A Colourless Dream written by Sibs Shongwe-La Mer:
Growing up in a corner of Africa void of a thriving cinema culture of its own, my teens were vastly spent in my room near a projector screening any foreign cinema I could get my hands on. I remember the overwhelming sense of enchantment I experienced seeing Paris for the first time through the romantic black and white lens of directors such as Truffaut and Godard; seeing Marlon Brando towering over the New York docks in On The Waterfront and feeling the deficient wild energy of America’s forgotten streets through the shutters of Amos Poe and Jim Jarmusch.
Embedded in these drained images is an inexplicable mystic that makes each new land visited feel almost a portrait of another world. Like the great colouring book of our time, pictures photographed in this stark classic palette have always given me a view of the outlines, shapes and aesthetics of a time, but allowed me the joy of colouring it in with my own imagination’s brushstrokes. Black and white cinema lets us conjure our own dream of a world or to reimagine it in a hyper-cinematic way that can only be seen through the monochrome lens.

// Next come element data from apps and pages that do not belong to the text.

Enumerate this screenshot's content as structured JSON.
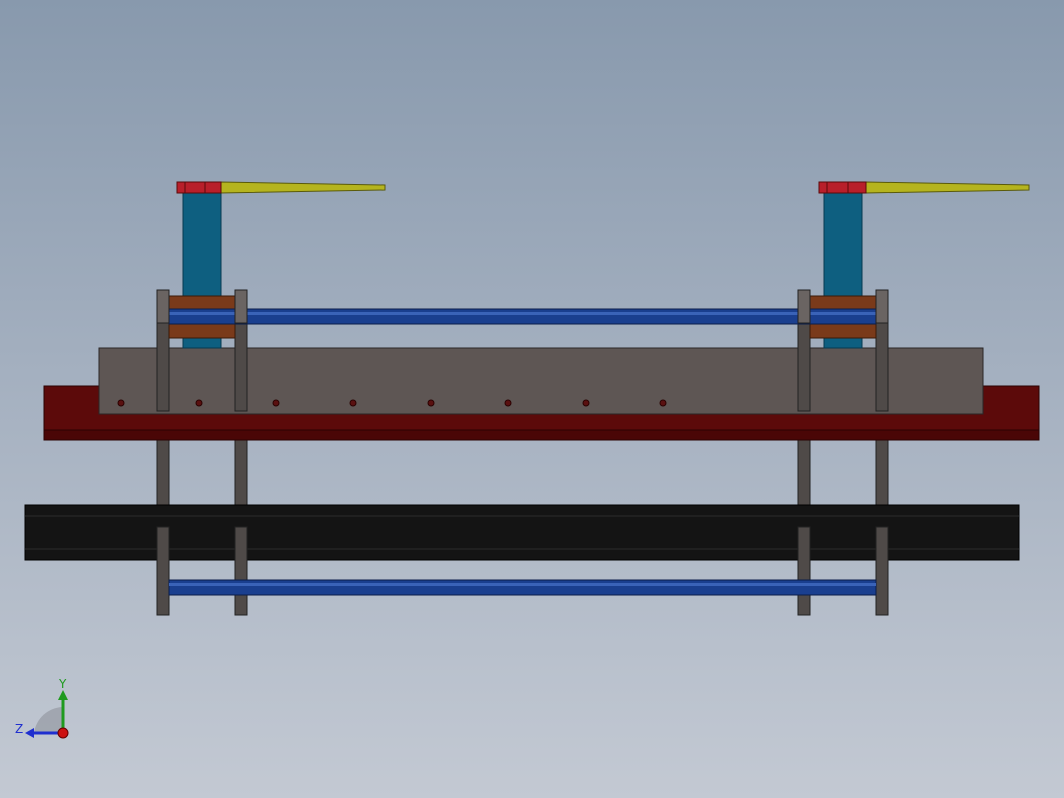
{
  "viewport": {
    "background_top": "#8899ad",
    "background_bottom": "#c3c9d3"
  },
  "colors": {
    "base_plate": "#5c0a0a",
    "base_plate_edge": "#3a0404",
    "gray_block": "#5e5654",
    "black_beam": "#141414",
    "column": "#0e5f80",
    "rod": "#1a3f8f",
    "clamp_block": "#7a3a1a",
    "arm": "#b5b41e",
    "arm_head": "#b81f2a",
    "bracket": "#4f4a48"
  },
  "triad": {
    "y_label": "Y",
    "z_label": "Z",
    "y_color": "#1f9a1f",
    "z_color": "#1f2fcf",
    "x_color": "#cc1111"
  }
}
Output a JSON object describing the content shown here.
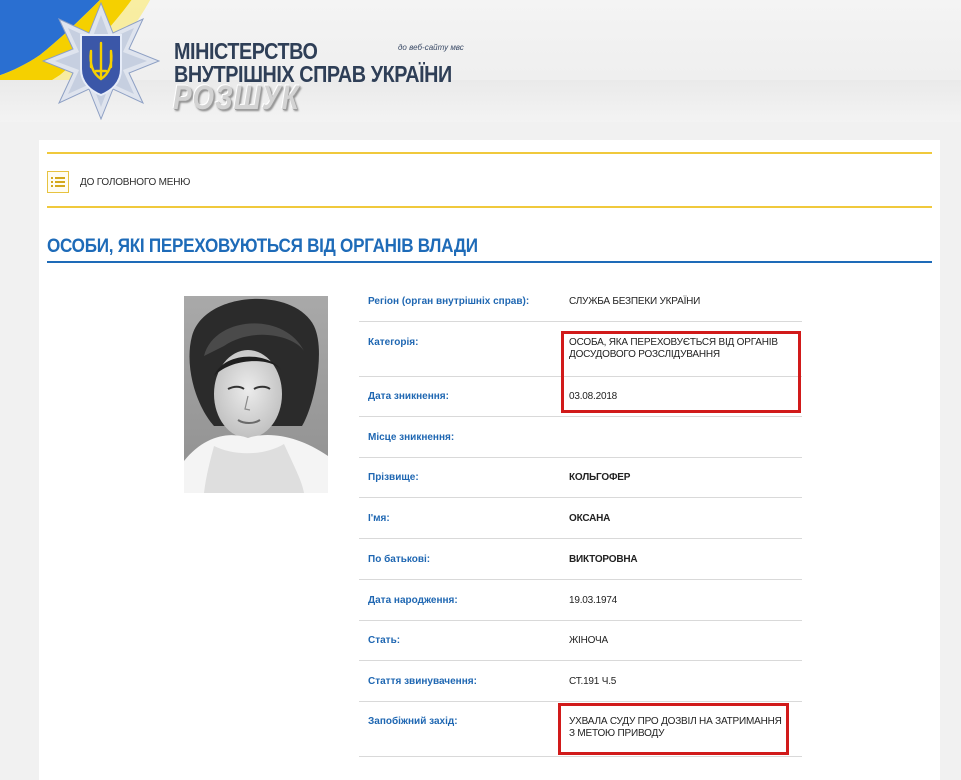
{
  "header": {
    "ministry_line1": "МІНІСТЕРСТВО",
    "ministry_line2": "ВНУТРІШНІХ СПРАВ УКРАЇНИ",
    "site_link": "до веб-сайту мвс",
    "section_word": "РОЗШУК",
    "colors": {
      "flag_blue": "#2a6fd1",
      "flag_yellow": "#f5d000",
      "emblem_blue": "#3b57a8"
    }
  },
  "nav": {
    "menu_icon": "list-icon",
    "menu_link": "ДО ГОЛОВНОГО МЕНЮ"
  },
  "page": {
    "title": "ОСОБИ, ЯКІ ПЕРЕХОВУЮТЬСЯ ВІД ОРГАНІВ ВЛАДИ"
  },
  "person": {
    "rows": [
      {
        "label": "Регіон (орган внутрішніх справ):",
        "value": "СЛУЖБА БЕЗПЕКИ УКРАЇНИ",
        "bold": false
      },
      {
        "label": "Категорія:",
        "value": "ОСОБА, ЯКА ПЕРЕХОВУЄТЬСЯ ВІД ОРГАНІВ ДОСУДОВОГО РОЗСЛІДУВАННЯ",
        "bold": false
      },
      {
        "label": "Дата зникнення:",
        "value": "03.08.2018",
        "bold": false
      },
      {
        "label": "Місце зникнення:",
        "value": "",
        "bold": false
      },
      {
        "label": "Прізвище:",
        "value": "КОЛЬГОФЕР",
        "bold": true
      },
      {
        "label": "І'мя:",
        "value": "ОКСАНА",
        "bold": true
      },
      {
        "label": "По батькові:",
        "value": "ВИКТОРОВНА",
        "bold": true
      },
      {
        "label": "Дата народження:",
        "value": "19.03.1974",
        "bold": false
      },
      {
        "label": "Стать:",
        "value": "ЖІНОЧА",
        "bold": false
      },
      {
        "label": "Стаття звинувачення:",
        "value": "СТ.191 Ч.5",
        "bold": false
      },
      {
        "label": "Запобіжний захід:",
        "value": "УХВАЛА СУДУ ПРО ДОЗВІЛ НА ЗАТРИМАННЯ З МЕТОЮ ПРИВОДУ",
        "bold": false
      }
    ]
  },
  "annotation_color": "#d11a1a"
}
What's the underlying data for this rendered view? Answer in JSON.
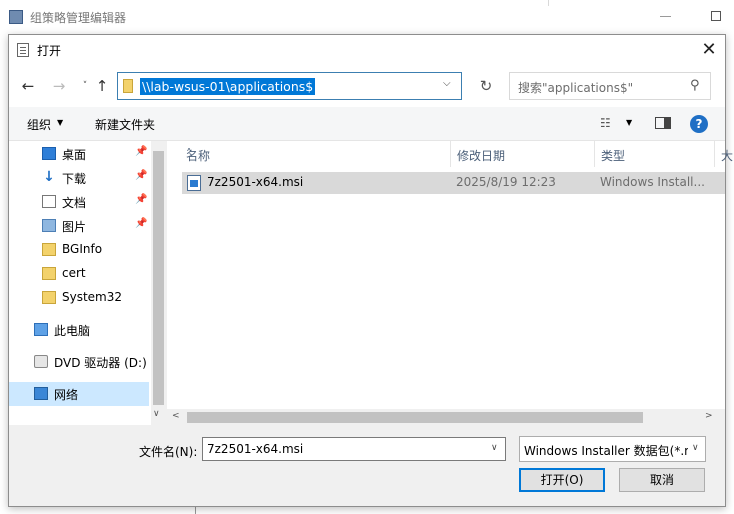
{
  "background_window": {
    "title": "组策略管理编辑器"
  },
  "dialog": {
    "title": "打开",
    "close_glyph": "✕"
  },
  "navigation": {
    "back_glyph": "←",
    "forward_glyph": "→",
    "recent_glyph": "˅",
    "up_glyph": "↑",
    "address": "\\\\lab-wsus-01\\applications$",
    "address_dropdown_glyph": "⌵",
    "refresh_glyph": "↻",
    "search_placeholder": "搜索\"applications$\"",
    "search_glyph": "⚲"
  },
  "toolbar": {
    "organize_label": "组织",
    "organize_caret": "▼",
    "new_folder_label": "新建文件夹",
    "view_glyph": "☷",
    "view_caret": "▼",
    "help_glyph": "?"
  },
  "sidebar": {
    "pin_glyph": "📌",
    "items": [
      {
        "label": "桌面",
        "icon": "desktop-icon",
        "pinned": true
      },
      {
        "label": "下载",
        "icon": "download-icon",
        "pinned": true
      },
      {
        "label": "文档",
        "icon": "document-icon",
        "pinned": true
      },
      {
        "label": "图片",
        "icon": "picture-icon",
        "pinned": true
      },
      {
        "label": "BGInfo",
        "icon": "folder-icon",
        "pinned": false
      },
      {
        "label": "cert",
        "icon": "folder-icon",
        "pinned": false
      },
      {
        "label": "System32",
        "icon": "folder-icon",
        "pinned": false
      },
      {
        "label": "此电脑",
        "icon": "computer-icon",
        "pinned": false
      },
      {
        "label": "DVD 驱动器 (D:)",
        "icon": "dvd-drive-icon",
        "pinned": false
      },
      {
        "label": "网络",
        "icon": "network-icon",
        "pinned": false,
        "selected": true
      }
    ],
    "scroll_down_glyph": "∨"
  },
  "file_list": {
    "columns": [
      "名称",
      "修改日期",
      "类型",
      "大"
    ],
    "sort_caret": "˄",
    "rows": [
      {
        "name": "7z2501-x64.msi",
        "modified": "2025/8/19 12:23",
        "type": "Windows Install...",
        "icon": "msi-installer-icon"
      }
    ],
    "scroll_left_glyph": "<",
    "scroll_right_glyph": ">"
  },
  "footer": {
    "filename_label": "文件名(N):",
    "filename_value": "7z2501-x64.msi",
    "filename_dropdown_glyph": "∨",
    "filetype_value": "Windows Installer 数据包(*.m",
    "filetype_dropdown_glyph": "∨",
    "open_label": "打开(O)",
    "cancel_label": "取消"
  },
  "colors": {
    "selection_blue": "#0078d7",
    "nav_selected": "#cce8ff",
    "row_selected": "#d9d9d9"
  }
}
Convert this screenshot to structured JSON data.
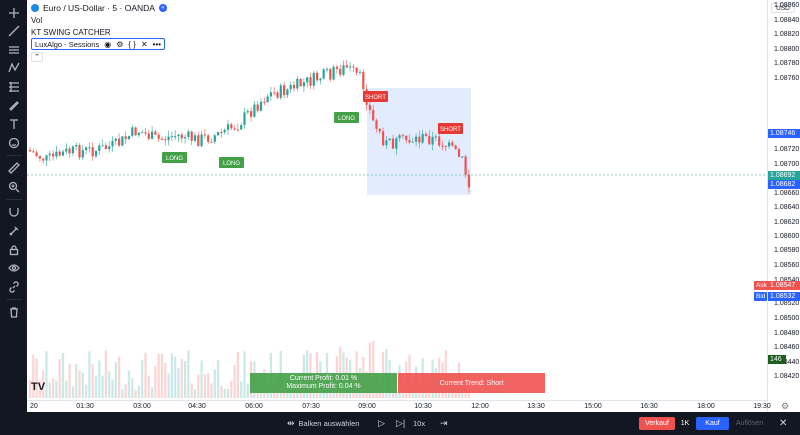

I think the heart of the cinema along with our society’s finest memories, grandest romances, greatest fears and biggest blunders have been forever trapped in the time capsule of the drained screen. That same time capsule that harbours our evolving thoughts, forever teaching us how to “face the music and dance” and weep together in the dark movie homes. As such, the black and white images of our past and present have felt particularly intimate and close to me. Almost as if to anchor me to the world’s forgotten days and propel me to the future all the same. Creating black and white film has always felt almost religious to me. I have always felt that rolling my camera in this same tradition was more than an absent homage, it felt more like a communion with the world, like me carving my name on the face of our collective history.
Sibs Shongwe-La Mer is a Johannesburg-based independent filmmaker best known for his award-winning feature film Necktie Youth, shot in black and white.
Video credits: A video by Casimir filmed at the EYE Filmmuseum’s Michelangelo Antonioni exhibition. Narration written by Sibs Shongwe-La Mer, read by Bonko Cosmo Khoza. Necktie Youth footage courtesy of Urucu Media.